The album starts with “Kaleidoscope,” mimicking a kind of fanciful stroll down the street, and ends with the title track, “Moon Saloon,” a delicate soliloquy in a strange, desolate landscape. These pieces bracket compositions that can burst into lilting orchestration or energetic piano chords. The album sometimes offers a sharp counterpoint to the dark, mean-spirited nature of current American political discourse. One example is “Paint with the Sun,” a paean to those who help others in need. Soaring over each song is Adams’ ethereal voice, often joined in close harmonies with other members of the band.
On “Moon Saloon,” the three musicians—Adams, Tenorio-Miller, and Belli— are complemented by Robin Ryczek; Max Johnson on bass; Mike Irwin on trumpet; Charlie Rose on pedal-steel guitar, banjo and trombone; and Martha Guenther on background vocals. Josh Page, a member of the group Forte, lent his booming tenor voice to the track “She Arose”.
The album was recorded in just two days at Dimension Sound Studios in Jamaica Plain, MA, but speed was essential. When the band members trekked to the studios, a surprise awaited them. Arc Iris received a last minute request to join St. Vincent on a European tour. In order to make the tour, the recording session was cut short. A few days later the group was on a plane to London.

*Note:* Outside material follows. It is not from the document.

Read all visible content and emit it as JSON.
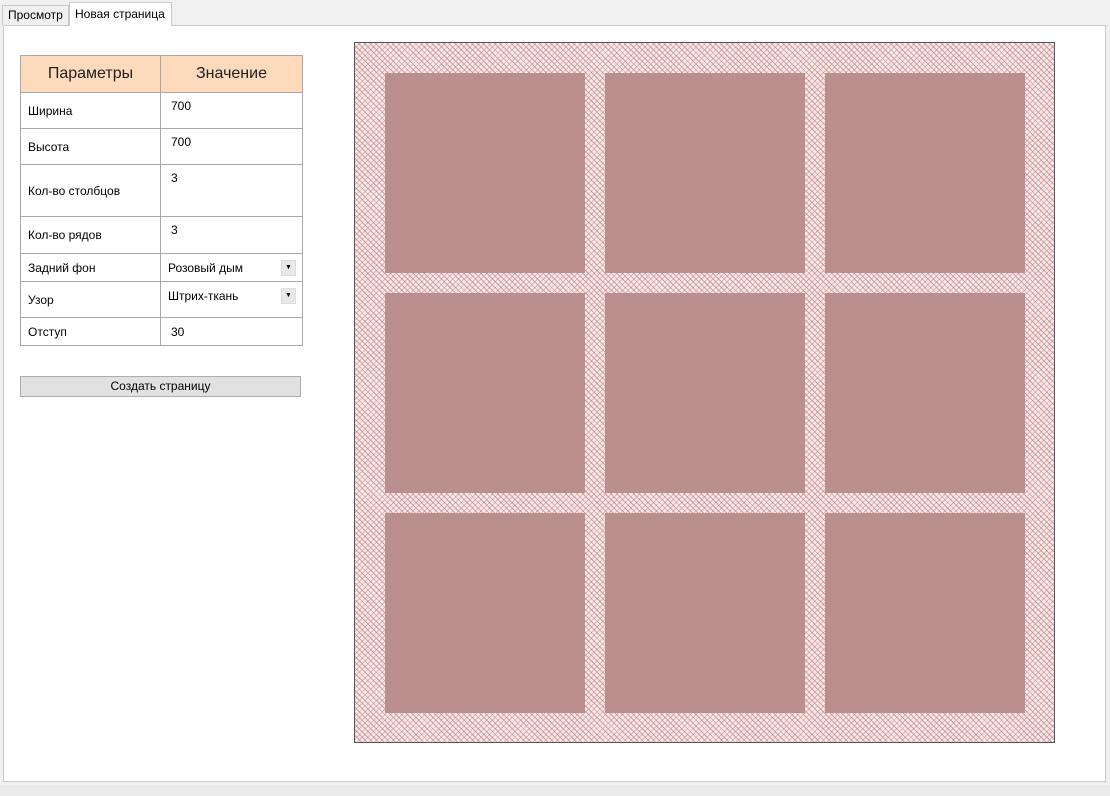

Adams wrote most of the songs during a songwriting retreat on an island in New Hampshire’s Lake Winnipesaukee several months before the recording session. For Adams, it was a week-long creative rush with no electricity, no running water, no cell phones—just a bed in a cabin and an acoustic guitar. She took her work back to Providence, where she and Tenorio-Miller worked on the songs, layering sounds, developing ideas, “transforming them into the world of Arc Iris,” Tenorio-Miller recalls.

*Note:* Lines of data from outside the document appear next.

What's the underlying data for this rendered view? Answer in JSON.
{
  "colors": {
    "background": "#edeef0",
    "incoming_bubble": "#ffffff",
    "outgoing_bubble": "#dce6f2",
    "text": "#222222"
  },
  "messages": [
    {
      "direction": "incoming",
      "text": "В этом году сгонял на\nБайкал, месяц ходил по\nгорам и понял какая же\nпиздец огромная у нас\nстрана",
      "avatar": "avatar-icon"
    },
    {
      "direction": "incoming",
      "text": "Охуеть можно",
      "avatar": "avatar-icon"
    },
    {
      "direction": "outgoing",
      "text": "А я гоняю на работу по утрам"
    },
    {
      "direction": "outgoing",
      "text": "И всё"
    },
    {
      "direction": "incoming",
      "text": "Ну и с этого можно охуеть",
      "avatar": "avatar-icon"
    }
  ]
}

Belli crafted the rhythmic backbone, typically based on a close reading of the sound. “Ray’s very musical and extremely patient,” Adams says. “He pays close attention to the story. It makes sense because he’s a writer who is also a terrific drummer.” Belli continues to publish essays and short stories between gigs.
Dan Cardinal, who engineered Arc Iris’ first album, also worked on “Moon Saloon” at Dimension Sound. The group considers Cardinal an extraordinary craftsman who can intuit musicians’ quest for the right sound. “He reads our minds. He knows what we want before we tell him,” says Adams. “Plus he’s super-relaxed and works very fast.”
Since the release of Moon Saloon, Arc Iris embarked on a tour reimagining Joni Mitchell’s ‘Blue’. Whereas acoustic guitars and minimal arrangements are some of the hallmarks on Mitchell’s original recording, Arc Iris’ interpretation of the music is bold and modern. The band mixes the sounds of symphonic analogue synths, heavy drum beats, and sampling, while the iconic songs themselves are never swallowed up by the tide of these inventive arrangements.
The recent months have not been spent idle. In late 2017, Arc Iris teamed up with Guster’s lead singer, Ryan Miller to form the offshoot band, Bwahaha, and in early 2018, Arc Iris joined Kimbra on her North American tour.
Arc Iris has attracted numerous fans around the world as the group’s stage performances become storied events themselves. Space domes reveal giant golden wings in flight while montages light up the backdrop with evocative images. Above all, the group’s love of music is a shared passion that comes alive with each song. As diverse as their musical interests and influences have been, the band members find avenues for producing a blend of soul-satisfying sounds that are truly their own.